Donald Trump’s repeated public outbursts over his ongoing legal troubles may only be adding fuel to the fire.
Most defendants are advised against speaking publicly on active criminal proceedings against them. Of course, most defendants are also not an outspoken Republican frontrunner who has gained a reputation for saying whatever he wishes.
Public statements, whether made in-person or online, can be used against a defendant even after the court papers have been filed.
It’s a scenario that has already happened to Trump, with writer E. Jean Carroll amending her defamation lawsuit against the former president after he called her a “whack job” at a CNN town hall in May.
Throughout his three indictments so far, Trump has verbally attacked prosecutors, judges, and even potential witnesses.
All comments have been made in regard to the actions which have landed him with several court appearances.
Donald Trump Is “Unique”
Trump’s own lawyers have acknowledged his unusual antics but do not seem overly concerned about how they may impact his defense.
John Lauro, an attorney representing the 77-year-old in the January 6 indictment, recently addressed his client’s behavior on a podcast with Florida lawyer David Markus.
“It’s a unique setting, because normally what we tell clients, of course, is, ‘Don’t say anything; don’t make any public comments,’” said Lauro.
“With President Trump, because of the campaign, and I would say because of his personality, it’s impossible for him not to speak out on the issues. So it does present unique circumstances. I think, in his mind, it’s sort of fair game from a political perspective to make these comments.”
It’s a justifiable viewpoint given Trump’s affirmation that the criminal investigations have been politically motivated, but one can only assume that Lauro’s life would be easier if his client were not Donald Trump.
The Legal Implications
To say Trump speaks his mind would be an understatement. When he’s at a rally, he often veers away from prepared statements, and uses his social media platform Truth to make unfiltered remarks on anything he wishes. As recently as last Friday, Trump wrote: “If you go after me, I’m coming after you!” despite a judge’s warning the previous day not to influence or intimidate witnesses.
It’s a habit which could land him in hot water, according to a legal expert.
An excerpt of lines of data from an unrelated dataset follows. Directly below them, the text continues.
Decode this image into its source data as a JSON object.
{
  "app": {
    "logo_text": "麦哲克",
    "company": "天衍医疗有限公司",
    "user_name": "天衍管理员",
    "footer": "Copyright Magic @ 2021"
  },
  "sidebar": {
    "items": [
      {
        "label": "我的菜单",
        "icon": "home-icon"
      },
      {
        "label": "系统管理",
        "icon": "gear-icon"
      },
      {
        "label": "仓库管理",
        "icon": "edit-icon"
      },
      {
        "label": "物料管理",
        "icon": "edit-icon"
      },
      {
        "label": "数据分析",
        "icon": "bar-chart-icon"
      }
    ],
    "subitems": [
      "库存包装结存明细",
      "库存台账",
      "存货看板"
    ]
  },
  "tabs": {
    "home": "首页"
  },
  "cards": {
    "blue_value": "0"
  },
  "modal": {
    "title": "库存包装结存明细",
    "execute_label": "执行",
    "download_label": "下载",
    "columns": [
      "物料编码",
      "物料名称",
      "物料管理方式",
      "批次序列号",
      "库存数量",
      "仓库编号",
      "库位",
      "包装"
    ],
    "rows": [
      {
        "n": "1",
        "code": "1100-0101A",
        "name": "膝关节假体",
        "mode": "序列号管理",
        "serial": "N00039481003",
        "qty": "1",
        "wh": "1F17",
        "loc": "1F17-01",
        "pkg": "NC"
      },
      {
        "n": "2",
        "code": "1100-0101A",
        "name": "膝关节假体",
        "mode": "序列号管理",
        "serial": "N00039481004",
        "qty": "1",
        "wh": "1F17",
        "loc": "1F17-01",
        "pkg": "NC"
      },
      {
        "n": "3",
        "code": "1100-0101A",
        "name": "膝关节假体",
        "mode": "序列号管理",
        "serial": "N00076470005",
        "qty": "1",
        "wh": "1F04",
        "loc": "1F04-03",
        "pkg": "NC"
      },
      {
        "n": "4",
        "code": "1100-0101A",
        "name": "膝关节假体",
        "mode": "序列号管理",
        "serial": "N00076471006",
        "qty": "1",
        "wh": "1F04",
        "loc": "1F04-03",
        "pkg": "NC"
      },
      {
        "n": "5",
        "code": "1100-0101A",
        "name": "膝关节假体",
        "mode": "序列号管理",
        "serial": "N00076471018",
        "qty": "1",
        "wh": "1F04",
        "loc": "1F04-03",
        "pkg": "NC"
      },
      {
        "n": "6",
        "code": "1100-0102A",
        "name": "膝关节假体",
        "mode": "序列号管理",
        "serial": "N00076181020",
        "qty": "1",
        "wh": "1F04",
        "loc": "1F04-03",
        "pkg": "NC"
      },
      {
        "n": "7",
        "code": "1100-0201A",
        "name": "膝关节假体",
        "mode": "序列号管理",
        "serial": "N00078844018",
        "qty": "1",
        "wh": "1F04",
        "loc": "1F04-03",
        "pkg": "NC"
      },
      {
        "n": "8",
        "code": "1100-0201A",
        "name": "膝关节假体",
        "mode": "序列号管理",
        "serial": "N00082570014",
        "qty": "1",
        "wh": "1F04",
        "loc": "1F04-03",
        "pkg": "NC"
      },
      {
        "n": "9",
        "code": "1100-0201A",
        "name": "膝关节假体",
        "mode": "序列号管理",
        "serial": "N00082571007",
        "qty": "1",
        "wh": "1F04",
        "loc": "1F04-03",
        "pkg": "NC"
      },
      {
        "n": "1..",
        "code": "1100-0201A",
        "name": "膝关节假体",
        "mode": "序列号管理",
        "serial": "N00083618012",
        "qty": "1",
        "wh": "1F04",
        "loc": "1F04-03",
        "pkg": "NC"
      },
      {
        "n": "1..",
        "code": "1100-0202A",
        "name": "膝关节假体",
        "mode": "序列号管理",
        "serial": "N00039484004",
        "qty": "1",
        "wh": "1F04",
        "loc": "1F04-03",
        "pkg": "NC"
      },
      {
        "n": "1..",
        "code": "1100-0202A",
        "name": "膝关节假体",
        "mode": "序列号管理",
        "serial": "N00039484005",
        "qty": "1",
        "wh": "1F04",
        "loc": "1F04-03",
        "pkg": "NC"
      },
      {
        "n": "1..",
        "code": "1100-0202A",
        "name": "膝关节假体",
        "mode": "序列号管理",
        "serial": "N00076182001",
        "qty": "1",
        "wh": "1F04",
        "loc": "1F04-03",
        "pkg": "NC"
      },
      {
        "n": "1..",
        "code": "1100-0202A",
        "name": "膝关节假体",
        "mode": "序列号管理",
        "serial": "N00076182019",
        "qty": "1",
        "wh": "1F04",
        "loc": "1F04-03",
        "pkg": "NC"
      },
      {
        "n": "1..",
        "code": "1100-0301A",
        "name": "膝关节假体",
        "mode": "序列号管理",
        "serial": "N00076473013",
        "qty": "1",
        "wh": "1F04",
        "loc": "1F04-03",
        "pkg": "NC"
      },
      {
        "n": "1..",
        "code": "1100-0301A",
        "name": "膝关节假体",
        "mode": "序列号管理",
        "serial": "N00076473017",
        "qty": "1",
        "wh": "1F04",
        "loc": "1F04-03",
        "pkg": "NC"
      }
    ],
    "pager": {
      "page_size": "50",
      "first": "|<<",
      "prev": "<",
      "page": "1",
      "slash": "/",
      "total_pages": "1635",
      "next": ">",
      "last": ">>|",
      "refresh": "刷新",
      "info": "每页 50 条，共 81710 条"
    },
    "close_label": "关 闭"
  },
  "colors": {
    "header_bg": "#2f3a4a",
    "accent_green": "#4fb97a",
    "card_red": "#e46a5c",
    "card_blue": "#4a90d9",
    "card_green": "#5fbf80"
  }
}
“They may be able to use some of his statements against him. Given what the potential for him saying things is, it’s hard to imagine it’s going to do him any good in the trial. But I suspect that his lawyers have absolutely no control over what he’s saying,” said Alan Morrison, a law professor at George Washington University told The Hill.
Trump maintains that he is using his constitutional right to free speech; that said, freedom of speech does not come with freedom from consequences.
Shay Bottomley is a British journalist based in Canada. He has written for the Western Standard, Maidenhead Advertiser, Slough Express, Windsor Express, Berkshire Live and Southend Echo, and has covered notable events, including the Queen’s Platinum Jubilee.